*Work to be completed*: Set down the records once more, please, exactly and with the pictures left out.

*Entries shown*:
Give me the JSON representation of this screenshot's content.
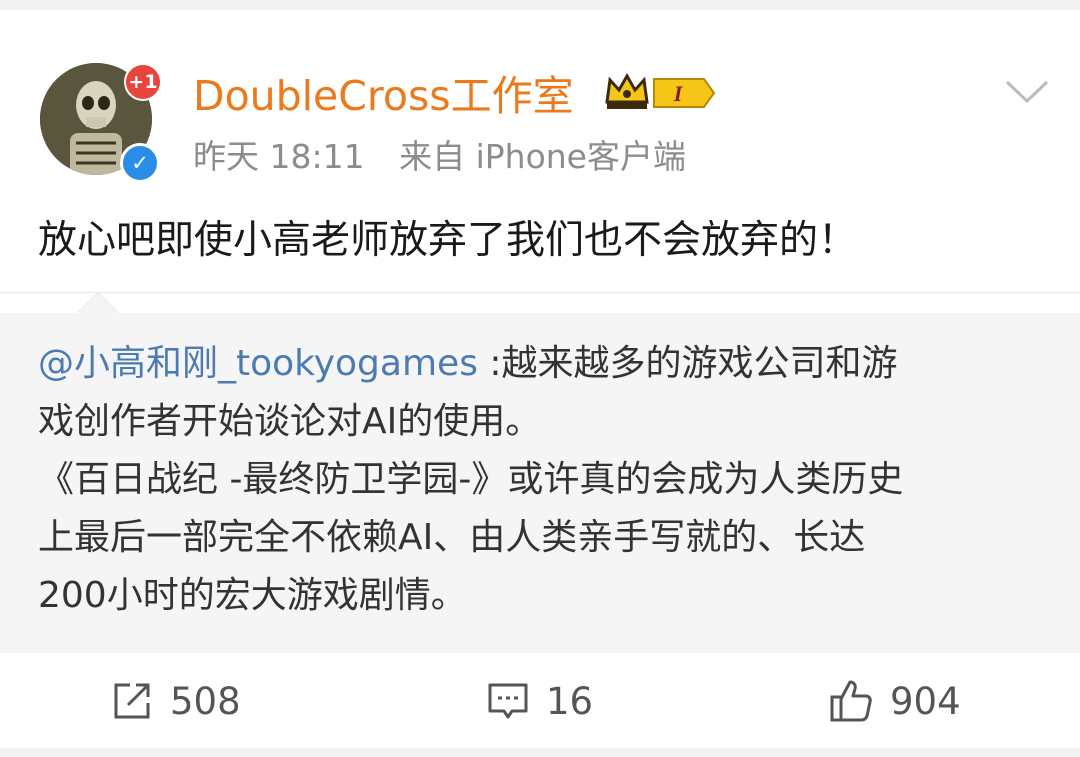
{
  "post": {
    "username": "DoubleCross工作室",
    "level_badge": "I",
    "avatar_badge": "+1",
    "time": "昨天 18:11",
    "source": "来自 iPhone客户端",
    "text": "放心吧即使小高老师放弃了我们也不会放弃的！"
  },
  "repost": {
    "mention": "@小高和刚_tookyogames",
    "line1_rest": " :越来越多的游戏公司和游",
    "line2": "戏创作者开始谈论对AI的使用。",
    "line3": "《百日战纪 -最终防卫学园-》或许真的会成为人类历史",
    "line4": "上最后一部完全不依赖AI、由人类亲手写就的、长达",
    "line5": "200小时的宏大游戏剧情。"
  },
  "actions": {
    "repost_count": "508",
    "comment_count": "16",
    "like_count": "904"
  },
  "colors": {
    "username": "#ea7a1c",
    "mention": "#4c7bb3",
    "verified": "#2a8ee6",
    "badge": "#e8453c"
  }
}
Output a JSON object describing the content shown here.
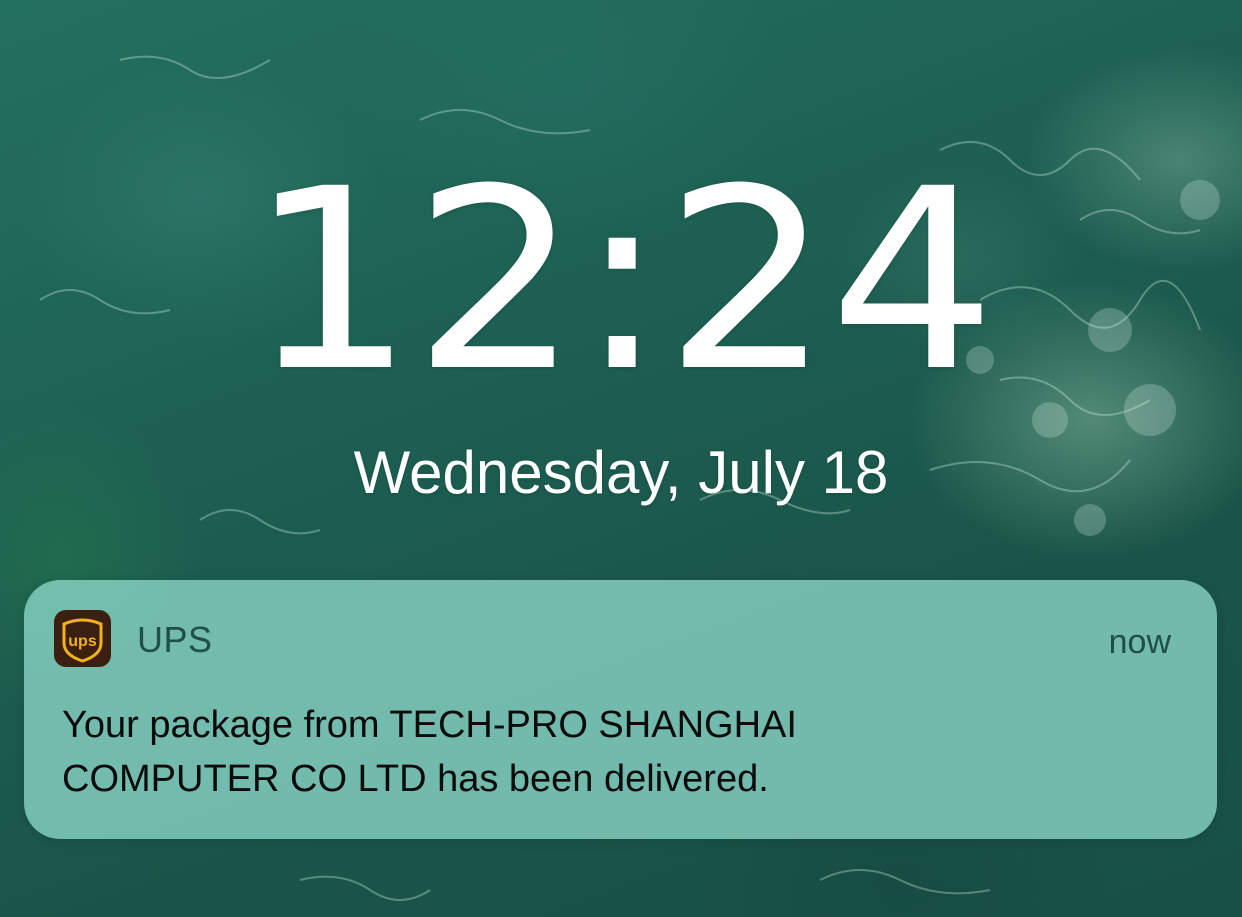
{
  "lock_screen": {
    "time": "12:24",
    "date": "Wednesday, July 18"
  },
  "notification": {
    "app_icon": "ups-logo-icon",
    "app_icon_text": "ups",
    "app_name": "UPS",
    "time": "now",
    "body_line1": "Your package from TECH-PRO  SHANGHAI",
    "body_line2": "COMPUTER CO LTD has been delivered."
  },
  "colors": {
    "notification_bg": "#8cd7c8",
    "app_icon_brown": "#3b1f10",
    "app_icon_gold": "#f2b21c",
    "text_dark": "#0b0b0b",
    "header_text": "#1f4f45",
    "wallpaper_base": "#1f5a4c"
  }
}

*Reply*:
Give me the JSON representation of this screenshot's content.
{
  "post": {
    "username": "DoubleCross工作室",
    "level_badge": "I",
    "avatar_badge": "+1",
    "time": "昨天 18:11",
    "source": "来自 iPhone客户端",
    "text": "放心吧即使小高老师放弃了我们也不会放弃的！"
  },
  "repost": {
    "mention": "@小高和刚_tookyogames",
    "line1_rest": " :越来越多的游戏公司和游",
    "line2": "戏创作者开始谈论对AI的使用。",
    "line3": "《百日战纪 -最终防卫学园-》或许真的会成为人类历史",
    "line4": "上最后一部完全不依赖AI、由人类亲手写就的、长达",
    "line5": "200小时的宏大游戏剧情。"
  },
  "actions": {
    "repost_count": "508",
    "comment_count": "16",
    "like_count": "904"
  },
  "colors": {
    "username": "#ea7a1c",
    "mention": "#4c7bb3",
    "verified": "#2a8ee6",
    "badge": "#e8453c"
  }
}
Output a JSON object describing the content shown here.
{
  "lock_screen": {
    "time": "12:24",
    "date": "Wednesday, July 18"
  },
  "notification": {
    "app_icon": "ups-logo-icon",
    "app_icon_text": "ups",
    "app_name": "UPS",
    "time": "now",
    "body_line1": "Your package from TECH-PRO  SHANGHAI",
    "body_line2": "COMPUTER CO LTD has been delivered."
  },
  "colors": {
    "notification_bg": "#8cd7c8",
    "app_icon_brown": "#3b1f10",
    "app_icon_gold": "#f2b21c",
    "text_dark": "#0b0b0b",
    "header_text": "#1f4f45",
    "wallpaper_base": "#1f5a4c"
  }
}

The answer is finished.